*** Dataset extract ***
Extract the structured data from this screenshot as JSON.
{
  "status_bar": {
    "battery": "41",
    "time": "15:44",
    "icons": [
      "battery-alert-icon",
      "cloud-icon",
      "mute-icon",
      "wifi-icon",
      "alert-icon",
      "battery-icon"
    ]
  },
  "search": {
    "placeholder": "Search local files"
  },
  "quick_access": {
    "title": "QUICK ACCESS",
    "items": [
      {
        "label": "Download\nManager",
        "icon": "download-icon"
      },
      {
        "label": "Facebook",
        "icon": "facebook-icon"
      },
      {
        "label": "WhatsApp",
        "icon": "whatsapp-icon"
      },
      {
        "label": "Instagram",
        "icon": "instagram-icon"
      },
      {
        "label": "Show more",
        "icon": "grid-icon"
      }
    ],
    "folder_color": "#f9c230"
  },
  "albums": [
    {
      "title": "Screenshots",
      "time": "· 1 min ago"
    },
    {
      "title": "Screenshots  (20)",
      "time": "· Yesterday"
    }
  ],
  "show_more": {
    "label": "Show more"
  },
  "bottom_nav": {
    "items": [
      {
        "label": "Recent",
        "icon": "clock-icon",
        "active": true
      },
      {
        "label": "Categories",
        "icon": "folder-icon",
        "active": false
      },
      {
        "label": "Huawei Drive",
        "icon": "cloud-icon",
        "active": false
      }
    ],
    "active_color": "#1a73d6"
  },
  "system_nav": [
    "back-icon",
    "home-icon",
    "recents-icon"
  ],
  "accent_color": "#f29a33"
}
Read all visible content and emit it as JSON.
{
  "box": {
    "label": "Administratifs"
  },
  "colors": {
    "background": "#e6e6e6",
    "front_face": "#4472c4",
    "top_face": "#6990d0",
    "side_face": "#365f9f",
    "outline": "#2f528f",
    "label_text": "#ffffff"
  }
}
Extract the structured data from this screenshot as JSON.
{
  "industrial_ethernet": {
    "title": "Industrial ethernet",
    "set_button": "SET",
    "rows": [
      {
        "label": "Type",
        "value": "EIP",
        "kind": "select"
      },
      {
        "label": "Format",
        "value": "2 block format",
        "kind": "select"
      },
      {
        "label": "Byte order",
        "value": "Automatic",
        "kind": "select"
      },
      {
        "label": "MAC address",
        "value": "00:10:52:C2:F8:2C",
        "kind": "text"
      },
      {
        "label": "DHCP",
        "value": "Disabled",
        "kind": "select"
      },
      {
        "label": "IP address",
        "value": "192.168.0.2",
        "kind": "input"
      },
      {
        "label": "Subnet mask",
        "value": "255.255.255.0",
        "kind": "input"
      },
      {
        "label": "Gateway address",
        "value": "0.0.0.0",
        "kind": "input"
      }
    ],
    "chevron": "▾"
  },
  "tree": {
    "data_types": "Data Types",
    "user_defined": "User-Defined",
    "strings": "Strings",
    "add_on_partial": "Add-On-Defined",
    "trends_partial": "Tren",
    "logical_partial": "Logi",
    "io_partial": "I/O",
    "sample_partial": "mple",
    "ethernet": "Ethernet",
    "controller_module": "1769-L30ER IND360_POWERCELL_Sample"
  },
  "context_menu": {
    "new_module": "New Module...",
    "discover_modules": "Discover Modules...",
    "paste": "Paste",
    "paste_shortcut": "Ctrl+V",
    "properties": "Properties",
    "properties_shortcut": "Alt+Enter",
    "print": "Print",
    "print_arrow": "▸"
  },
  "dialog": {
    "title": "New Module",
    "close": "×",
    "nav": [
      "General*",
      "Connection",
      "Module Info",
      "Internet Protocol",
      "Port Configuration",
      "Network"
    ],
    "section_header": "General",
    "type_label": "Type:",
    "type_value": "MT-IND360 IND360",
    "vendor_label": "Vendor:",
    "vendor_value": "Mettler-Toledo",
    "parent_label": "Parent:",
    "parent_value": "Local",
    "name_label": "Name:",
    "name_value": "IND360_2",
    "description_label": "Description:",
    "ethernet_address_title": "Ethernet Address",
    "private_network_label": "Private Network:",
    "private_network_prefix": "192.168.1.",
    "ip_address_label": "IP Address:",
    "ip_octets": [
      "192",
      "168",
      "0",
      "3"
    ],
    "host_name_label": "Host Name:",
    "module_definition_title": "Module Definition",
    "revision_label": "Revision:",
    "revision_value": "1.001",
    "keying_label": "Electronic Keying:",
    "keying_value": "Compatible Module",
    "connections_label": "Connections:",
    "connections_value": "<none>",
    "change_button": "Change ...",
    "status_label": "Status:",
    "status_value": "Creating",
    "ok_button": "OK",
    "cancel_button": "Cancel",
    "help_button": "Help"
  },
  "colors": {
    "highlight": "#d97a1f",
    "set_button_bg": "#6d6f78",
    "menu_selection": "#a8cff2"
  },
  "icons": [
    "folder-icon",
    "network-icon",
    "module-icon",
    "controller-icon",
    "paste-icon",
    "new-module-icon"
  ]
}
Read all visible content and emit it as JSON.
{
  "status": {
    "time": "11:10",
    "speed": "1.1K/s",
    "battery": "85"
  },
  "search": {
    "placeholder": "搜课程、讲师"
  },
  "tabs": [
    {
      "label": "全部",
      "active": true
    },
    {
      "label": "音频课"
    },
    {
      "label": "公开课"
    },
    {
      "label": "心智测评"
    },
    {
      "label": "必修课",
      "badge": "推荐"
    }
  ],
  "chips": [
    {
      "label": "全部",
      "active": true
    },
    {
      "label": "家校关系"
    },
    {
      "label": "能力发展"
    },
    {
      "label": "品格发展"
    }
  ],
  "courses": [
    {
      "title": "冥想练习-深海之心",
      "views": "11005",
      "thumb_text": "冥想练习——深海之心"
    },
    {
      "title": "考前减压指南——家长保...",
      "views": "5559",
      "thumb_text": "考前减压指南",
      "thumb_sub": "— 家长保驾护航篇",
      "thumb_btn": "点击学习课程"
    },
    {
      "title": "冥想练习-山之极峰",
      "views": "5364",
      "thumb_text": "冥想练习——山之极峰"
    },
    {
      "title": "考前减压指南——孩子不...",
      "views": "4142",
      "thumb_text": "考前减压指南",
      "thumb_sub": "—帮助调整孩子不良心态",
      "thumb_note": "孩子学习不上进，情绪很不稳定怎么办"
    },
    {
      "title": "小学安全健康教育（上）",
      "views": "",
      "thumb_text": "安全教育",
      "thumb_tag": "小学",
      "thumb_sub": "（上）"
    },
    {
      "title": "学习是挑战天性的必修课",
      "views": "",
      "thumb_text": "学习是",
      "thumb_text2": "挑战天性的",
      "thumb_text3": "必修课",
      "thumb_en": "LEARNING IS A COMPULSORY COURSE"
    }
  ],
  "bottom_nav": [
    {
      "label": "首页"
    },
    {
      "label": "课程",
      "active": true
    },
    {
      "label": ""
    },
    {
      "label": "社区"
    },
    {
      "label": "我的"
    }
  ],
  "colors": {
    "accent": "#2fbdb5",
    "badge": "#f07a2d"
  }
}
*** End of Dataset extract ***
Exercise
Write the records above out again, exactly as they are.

Solution below
Extract the structured data from this screenshot as JSON.
{
  "status_bar": {
    "battery": "41",
    "time": "15:44",
    "icons": [
      "battery-alert-icon",
      "cloud-icon",
      "mute-icon",
      "wifi-icon",
      "alert-icon",
      "battery-icon"
    ]
  },
  "search": {
    "placeholder": "Search local files"
  },
  "quick_access": {
    "title": "QUICK ACCESS",
    "items": [
      {
        "label": "Download\nManager",
        "icon": "download-icon"
      },
      {
        "label": "Facebook",
        "icon": "facebook-icon"
      },
      {
        "label": "WhatsApp",
        "icon": "whatsapp-icon"
      },
      {
        "label": "Instagram",
        "icon": "instagram-icon"
      },
      {
        "label": "Show more",
        "icon": "grid-icon"
      }
    ],
    "folder_color": "#f9c230"
  },
  "albums": [
    {
      "title": "Screenshots",
      "time": "· 1 min ago"
    },
    {
      "title": "Screenshots  (20)",
      "time": "· Yesterday"
    }
  ],
  "show_more": {
    "label": "Show more"
  },
  "bottom_nav": {
    "items": [
      {
        "label": "Recent",
        "icon": "clock-icon",
        "active": true
      },
      {
        "label": "Categories",
        "icon": "folder-icon",
        "active": false
      },
      {
        "label": "Huawei Drive",
        "icon": "cloud-icon",
        "active": false
      }
    ],
    "active_color": "#1a73d6"
  },
  "system_nav": [
    "back-icon",
    "home-icon",
    "recents-icon"
  ],
  "accent_color": "#f29a33"
}
Read all visible content and emit it as JSON.
{
  "box": {
    "label": "Administratifs"
  },
  "colors": {
    "background": "#e6e6e6",
    "front_face": "#4472c4",
    "top_face": "#6990d0",
    "side_face": "#365f9f",
    "outline": "#2f528f",
    "label_text": "#ffffff"
  }
}
Extract the structured data from this screenshot as JSON.
{
  "industrial_ethernet": {
    "title": "Industrial ethernet",
    "set_button": "SET",
    "rows": [
      {
        "label": "Type",
        "value": "EIP",
        "kind": "select"
      },
      {
        "label": "Format",
        "value": "2 block format",
        "kind": "select"
      },
      {
        "label": "Byte order",
        "value": "Automatic",
        "kind": "select"
      },
      {
        "label": "MAC address",
        "value": "00:10:52:C2:F8:2C",
        "kind": "text"
      },
      {
        "label": "DHCP",
        "value": "Disabled",
        "kind": "select"
      },
      {
        "label": "IP address",
        "value": "192.168.0.2",
        "kind": "input"
      },
      {
        "label": "Subnet mask",
        "value": "255.255.255.0",
        "kind": "input"
      },
      {
        "label": "Gateway address",
        "value": "0.0.0.0",
        "kind": "input"
      }
    ],
    "chevron": "▾"
  },
  "tree": {
    "data_types": "Data Types",
    "user_defined": "User-Defined",
    "strings": "Strings",
    "add_on_partial": "Add-On-Defined",
    "trends_partial": "Tren",
    "logical_partial": "Logi",
    "io_partial": "I/O",
    "sample_partial": "mple",
    "ethernet": "Ethernet",
    "controller_module": "1769-L30ER IND360_POWERCELL_Sample"
  },
  "context_menu": {
    "new_module": "New Module...",
    "discover_modules": "Discover Modules...",
    "paste": "Paste",
    "paste_shortcut": "Ctrl+V",
    "properties": "Properties",
    "properties_shortcut": "Alt+Enter",
    "print": "Print",
    "print_arrow": "▸"
  },
  "dialog": {
    "title": "New Module",
    "close": "×",
    "nav": [
      "General*",
      "Connection",
      "Module Info",
      "Internet Protocol",
      "Port Configuration",
      "Network"
    ],
    "section_header": "General",
    "type_label": "Type:",
    "type_value": "MT-IND360 IND360",
    "vendor_label": "Vendor:",
    "vendor_value": "Mettler-Toledo",
    "parent_label": "Parent:",
    "parent_value": "Local",
    "name_label": "Name:",
    "name_value": "IND360_2",
    "description_label": "Description:",
    "ethernet_address_title": "Ethernet Address",
    "private_network_label": "Private Network:",
    "private_network_prefix": "192.168.1.",
    "ip_address_label": "IP Address:",
    "ip_octets": [
      "192",
      "168",
      "0",
      "3"
    ],
    "host_name_label": "Host Name:",
    "module_definition_title": "Module Definition",
    "revision_label": "Revision:",
    "revision_value": "1.001",
    "keying_label": "Electronic Keying:",
    "keying_value": "Compatible Module",
    "connections_label": "Connections:",
    "connections_value": "<none>",
    "change_button": "Change ...",
    "status_label": "Status:",
    "status_value": "Creating",
    "ok_button": "OK",
    "cancel_button": "Cancel",
    "help_button": "Help"
  },
  "colors": {
    "highlight": "#d97a1f",
    "set_button_bg": "#6d6f78",
    "menu_selection": "#a8cff2"
  },
  "icons": [
    "folder-icon",
    "network-icon",
    "module-icon",
    "controller-icon",
    "paste-icon",
    "new-module-icon"
  ]
}
Read all visible content and emit it as JSON.
{
  "status": {
    "time": "11:10",
    "speed": "1.1K/s",
    "battery": "85"
  },
  "search": {
    "placeholder": "搜课程、讲师"
  },
  "tabs": [
    {
      "label": "全部",
      "active": true
    },
    {
      "label": "音频课"
    },
    {
      "label": "公开课"
    },
    {
      "label": "心智测评"
    },
    {
      "label": "必修课",
      "badge": "推荐"
    }
  ],
  "chips": [
    {
      "label": "全部",
      "active": true
    },
    {
      "label": "家校关系"
    },
    {
      "label": "能力发展"
    },
    {
      "label": "品格发展"
    }
  ],
  "courses": [
    {
      "title": "冥想练习-深海之心",
      "views": "11005",
      "thumb_text": "冥想练习——深海之心"
    },
    {
      "title": "考前减压指南——家长保...",
      "views": "5559",
      "thumb_text": "考前减压指南",
      "thumb_sub": "— 家长保驾护航篇",
      "thumb_btn": "点击学习课程"
    },
    {
      "title": "冥想练习-山之极峰",
      "views": "5364",
      "thumb_text": "冥想练习——山之极峰"
    },
    {
      "title": "考前减压指南——孩子不...",
      "views": "4142",
      "thumb_text": "考前减压指南",
      "thumb_sub": "—帮助调整孩子不良心态",
      "thumb_note": "孩子学习不上进，情绪很不稳定怎么办"
    },
    {
      "title": "小学安全健康教育（上）",
      "views": "",
      "thumb_text": "安全教育",
      "thumb_tag": "小学",
      "thumb_sub": "（上）"
    },
    {
      "title": "学习是挑战天性的必修课",
      "views": "",
      "thumb_text": "学习是",
      "thumb_text2": "挑战天性的",
      "thumb_text3": "必修课",
      "thumb_en": "LEARNING IS A COMPULSORY COURSE"
    }
  ],
  "bottom_nav": [
    {
      "label": "首页"
    },
    {
      "label": "课程",
      "active": true
    },
    {
      "label": ""
    },
    {
      "label": "社区"
    },
    {
      "label": "我的"
    }
  ],
  "colors": {
    "accent": "#2fbdb5",
    "badge": "#f07a2d"
  }
}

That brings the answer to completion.